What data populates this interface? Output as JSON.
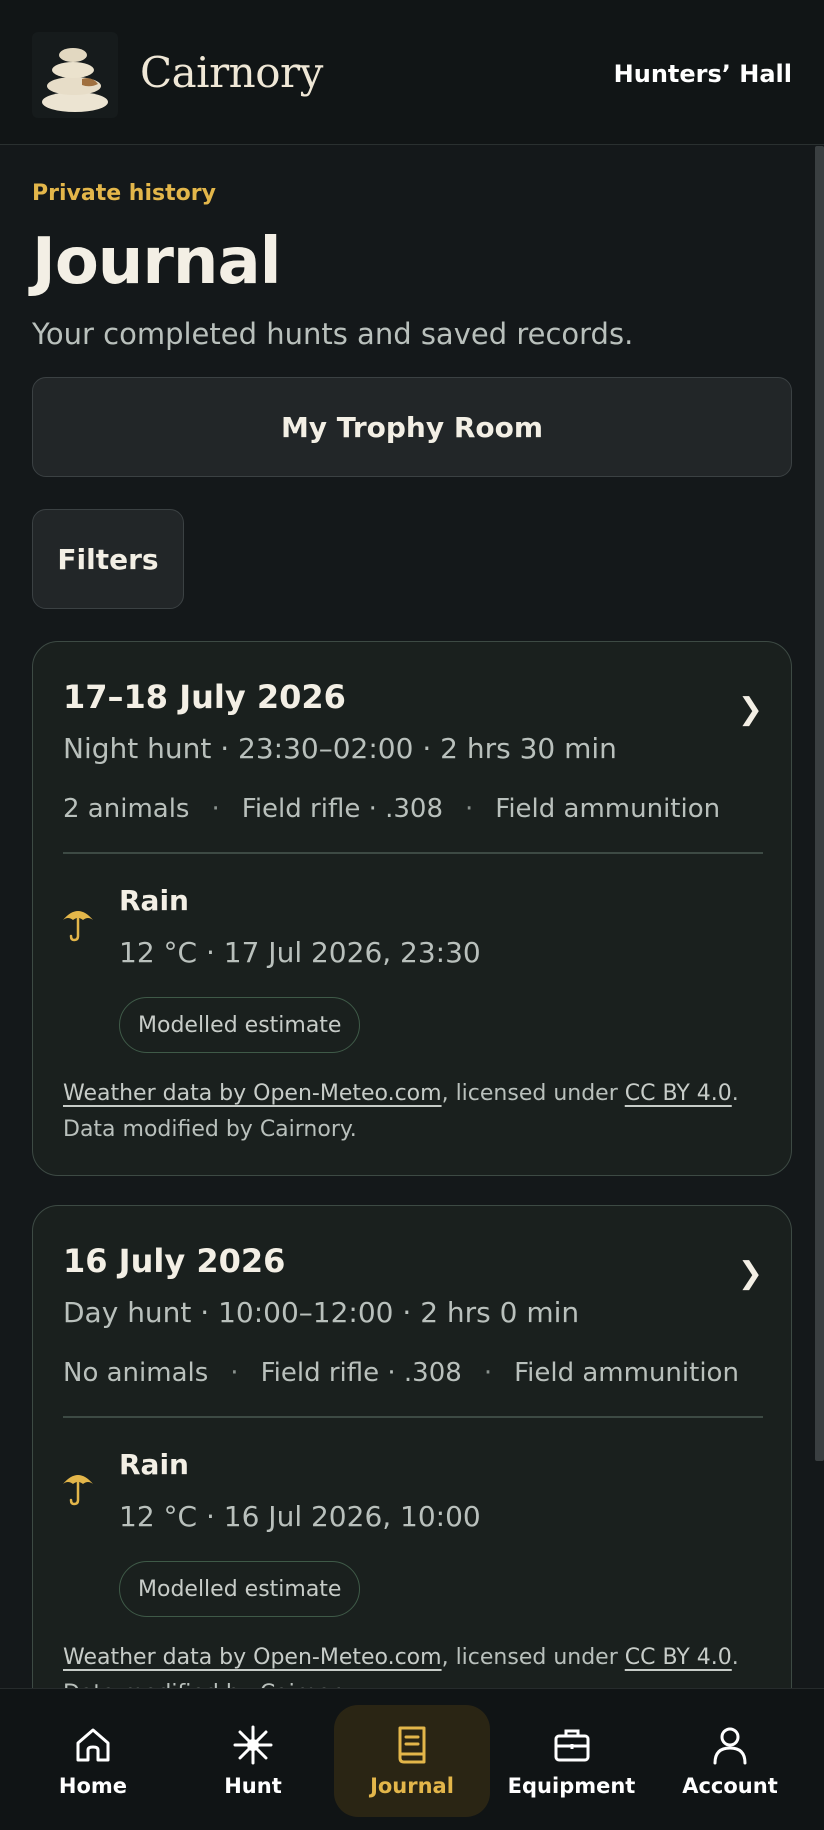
{
  "header": {
    "brand": "Cairnory",
    "hall_link": "Hunters’ Hall",
    "logo_icon": "cairn-stones-icon"
  },
  "page": {
    "eyebrow": "Private history",
    "title": "Journal",
    "subtitle": "Your completed hunts and saved records.",
    "trophy_button": "My Trophy Room",
    "filters_button": "Filters"
  },
  "entries": [
    {
      "date": "17–18 July 2026",
      "meta": "Night hunt · 23:30–02:00 · 2 hrs 30 min",
      "animals": "2 animals",
      "weapon": "Field rifle · .308",
      "ammo": "Field ammunition",
      "weather_icon": "umbrella-icon",
      "weather_title": "Rain",
      "weather_detail": "12 °C · 17 Jul 2026, 23:30",
      "badge": "Modelled estimate",
      "attr_link": "Weather data by Open-Meteo.com",
      "attr_mid": ", licensed under ",
      "attr_license": "CC BY 4.0",
      "attr_tail": ". Data modified by Cairnory."
    },
    {
      "date": "16 July 2026",
      "meta": "Day hunt · 10:00–12:00 · 2 hrs 0 min",
      "animals": "No animals",
      "weapon": "Field rifle · .308",
      "ammo": "Field ammunition",
      "weather_icon": "umbrella-icon",
      "weather_title": "Rain",
      "weather_detail": "12 °C · 16 Jul 2026, 10:00",
      "badge": "Modelled estimate",
      "attr_link": "Weather data by Open-Meteo.com",
      "attr_mid": ", licensed under ",
      "attr_license": "CC BY 4.0",
      "attr_tail": ". Data modified by Cairnory."
    }
  ],
  "nav": {
    "home": "Home",
    "hunt": "Hunt",
    "journal": "Journal",
    "equipment": "Equipment",
    "account": "Account",
    "active": "journal"
  },
  "colors": {
    "accent": "#e3b64a",
    "background": "#14181a",
    "card": "#1a201e"
  }
}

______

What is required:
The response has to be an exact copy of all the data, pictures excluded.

Response to the exercise:
What data populates this interface? Output as JSON.
{
  "header": {
    "brand": "Cairnory",
    "hall_link": "Hunters’ Hall",
    "logo_icon": "cairn-stones-icon"
  },
  "page": {
    "eyebrow": "Private history",
    "title": "Journal",
    "subtitle": "Your completed hunts and saved records.",
    "trophy_button": "My Trophy Room",
    "filters_button": "Filters"
  },
  "entries": [
    {
      "date": "17–18 July 2026",
      "meta": "Night hunt · 23:30–02:00 · 2 hrs 30 min",
      "animals": "2 animals",
      "weapon": "Field rifle · .308",
      "ammo": "Field ammunition",
      "weather_icon": "umbrella-icon",
      "weather_title": "Rain",
      "weather_detail": "12 °C · 17 Jul 2026, 23:30",
      "badge": "Modelled estimate",
      "attr_link": "Weather data by Open-Meteo.com",
      "attr_mid": ", licensed under ",
      "attr_license": "CC BY 4.0",
      "attr_tail": ". Data modified by Cairnory."
    },
    {
      "date": "16 July 2026",
      "meta": "Day hunt · 10:00–12:00 · 2 hrs 0 min",
      "animals": "No animals",
      "weapon": "Field rifle · .308",
      "ammo": "Field ammunition",
      "weather_icon": "umbrella-icon",
      "weather_title": "Rain",
      "weather_detail": "12 °C · 16 Jul 2026, 10:00",
      "badge": "Modelled estimate",
      "attr_link": "Weather data by Open-Meteo.com",
      "attr_mid": ", licensed under ",
      "attr_license": "CC BY 4.0",
      "attr_tail": ". Data modified by Cairnory."
    }
  ],
  "nav": {
    "home": "Home",
    "hunt": "Hunt",
    "journal": "Journal",
    "equipment": "Equipment",
    "account": "Account",
    "active": "journal"
  },
  "colors": {
    "accent": "#e3b64a",
    "background": "#14181a",
    "card": "#1a201e"
  }
}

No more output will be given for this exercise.